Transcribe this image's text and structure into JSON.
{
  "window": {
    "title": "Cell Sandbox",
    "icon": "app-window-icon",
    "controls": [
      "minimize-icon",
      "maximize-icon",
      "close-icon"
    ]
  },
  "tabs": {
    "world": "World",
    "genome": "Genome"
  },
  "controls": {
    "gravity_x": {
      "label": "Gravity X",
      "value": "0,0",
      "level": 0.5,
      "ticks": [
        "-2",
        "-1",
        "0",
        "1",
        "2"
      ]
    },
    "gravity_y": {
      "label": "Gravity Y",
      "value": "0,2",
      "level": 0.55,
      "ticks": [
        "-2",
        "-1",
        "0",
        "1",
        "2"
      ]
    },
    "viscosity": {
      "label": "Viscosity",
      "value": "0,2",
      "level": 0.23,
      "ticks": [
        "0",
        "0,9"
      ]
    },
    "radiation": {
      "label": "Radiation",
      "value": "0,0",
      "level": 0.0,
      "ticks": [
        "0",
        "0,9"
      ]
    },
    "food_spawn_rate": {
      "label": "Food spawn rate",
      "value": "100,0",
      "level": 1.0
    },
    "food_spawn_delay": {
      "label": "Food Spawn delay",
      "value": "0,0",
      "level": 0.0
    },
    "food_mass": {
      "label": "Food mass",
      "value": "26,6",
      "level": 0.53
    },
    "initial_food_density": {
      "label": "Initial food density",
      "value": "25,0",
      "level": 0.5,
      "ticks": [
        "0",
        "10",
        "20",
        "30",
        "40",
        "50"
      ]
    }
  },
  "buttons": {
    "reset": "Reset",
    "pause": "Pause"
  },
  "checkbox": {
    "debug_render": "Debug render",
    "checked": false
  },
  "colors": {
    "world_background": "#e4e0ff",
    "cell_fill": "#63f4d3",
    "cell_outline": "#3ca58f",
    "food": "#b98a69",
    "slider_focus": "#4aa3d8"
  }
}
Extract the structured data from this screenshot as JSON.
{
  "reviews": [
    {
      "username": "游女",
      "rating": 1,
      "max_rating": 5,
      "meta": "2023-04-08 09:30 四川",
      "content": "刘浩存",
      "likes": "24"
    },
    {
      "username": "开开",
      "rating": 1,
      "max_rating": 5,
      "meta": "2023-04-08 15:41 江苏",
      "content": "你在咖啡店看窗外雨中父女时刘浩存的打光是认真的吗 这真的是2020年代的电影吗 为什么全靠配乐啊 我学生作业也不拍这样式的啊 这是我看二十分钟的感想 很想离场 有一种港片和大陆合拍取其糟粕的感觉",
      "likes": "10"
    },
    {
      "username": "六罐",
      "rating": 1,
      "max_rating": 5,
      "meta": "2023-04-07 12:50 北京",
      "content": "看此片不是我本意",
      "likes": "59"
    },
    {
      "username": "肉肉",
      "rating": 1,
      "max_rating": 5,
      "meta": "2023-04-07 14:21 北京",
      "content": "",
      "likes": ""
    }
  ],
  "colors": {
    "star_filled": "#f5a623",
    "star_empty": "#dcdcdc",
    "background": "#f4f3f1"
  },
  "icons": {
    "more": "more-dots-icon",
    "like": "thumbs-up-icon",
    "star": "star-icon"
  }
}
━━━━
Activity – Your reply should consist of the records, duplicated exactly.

Response area –
Transcribe this image's text and structure into JSON.
{
  "window": {
    "title": "Cell Sandbox",
    "icon": "app-window-icon",
    "controls": [
      "minimize-icon",
      "maximize-icon",
      "close-icon"
    ]
  },
  "tabs": {
    "world": "World",
    "genome": "Genome"
  },
  "controls": {
    "gravity_x": {
      "label": "Gravity X",
      "value": "0,0",
      "level": 0.5,
      "ticks": [
        "-2",
        "-1",
        "0",
        "1",
        "2"
      ]
    },
    "gravity_y": {
      "label": "Gravity Y",
      "value": "0,2",
      "level": 0.55,
      "ticks": [
        "-2",
        "-1",
        "0",
        "1",
        "2"
      ]
    },
    "viscosity": {
      "label": "Viscosity",
      "value": "0,2",
      "level": 0.23,
      "ticks": [
        "0",
        "0,9"
      ]
    },
    "radiation": {
      "label": "Radiation",
      "value": "0,0",
      "level": 0.0,
      "ticks": [
        "0",
        "0,9"
      ]
    },
    "food_spawn_rate": {
      "label": "Food spawn rate",
      "value": "100,0",
      "level": 1.0
    },
    "food_spawn_delay": {
      "label": "Food Spawn delay",
      "value": "0,0",
      "level": 0.0
    },
    "food_mass": {
      "label": "Food mass",
      "value": "26,6",
      "level": 0.53
    },
    "initial_food_density": {
      "label": "Initial food density",
      "value": "25,0",
      "level": 0.5,
      "ticks": [
        "0",
        "10",
        "20",
        "30",
        "40",
        "50"
      ]
    }
  },
  "buttons": {
    "reset": "Reset",
    "pause": "Pause"
  },
  "checkbox": {
    "debug_render": "Debug render",
    "checked": false
  },
  "colors": {
    "world_background": "#e4e0ff",
    "cell_fill": "#63f4d3",
    "cell_outline": "#3ca58f",
    "food": "#b98a69",
    "slider_focus": "#4aa3d8"
  }
}
Extract the structured data from this screenshot as JSON.
{
  "reviews": [
    {
      "username": "游女",
      "rating": 1,
      "max_rating": 5,
      "meta": "2023-04-08 09:30 四川",
      "content": "刘浩存",
      "likes": "24"
    },
    {
      "username": "开开",
      "rating": 1,
      "max_rating": 5,
      "meta": "2023-04-08 15:41 江苏",
      "content": "你在咖啡店看窗外雨中父女时刘浩存的打光是认真的吗 这真的是2020年代的电影吗 为什么全靠配乐啊 我学生作业也不拍这样式的啊 这是我看二十分钟的感想 很想离场 有一种港片和大陆合拍取其糟粕的感觉",
      "likes": "10"
    },
    {
      "username": "六罐",
      "rating": 1,
      "max_rating": 5,
      "meta": "2023-04-07 12:50 北京",
      "content": "看此片不是我本意",
      "likes": "59"
    },
    {
      "username": "肉肉",
      "rating": 1,
      "max_rating": 5,
      "meta": "2023-04-07 14:21 北京",
      "content": "",
      "likes": ""
    }
  ],
  "colors": {
    "star_filled": "#f5a623",
    "star_empty": "#dcdcdc",
    "background": "#f4f3f1"
  },
  "icons": {
    "more": "more-dots-icon",
    "like": "thumbs-up-icon",
    "star": "star-icon"
  }
}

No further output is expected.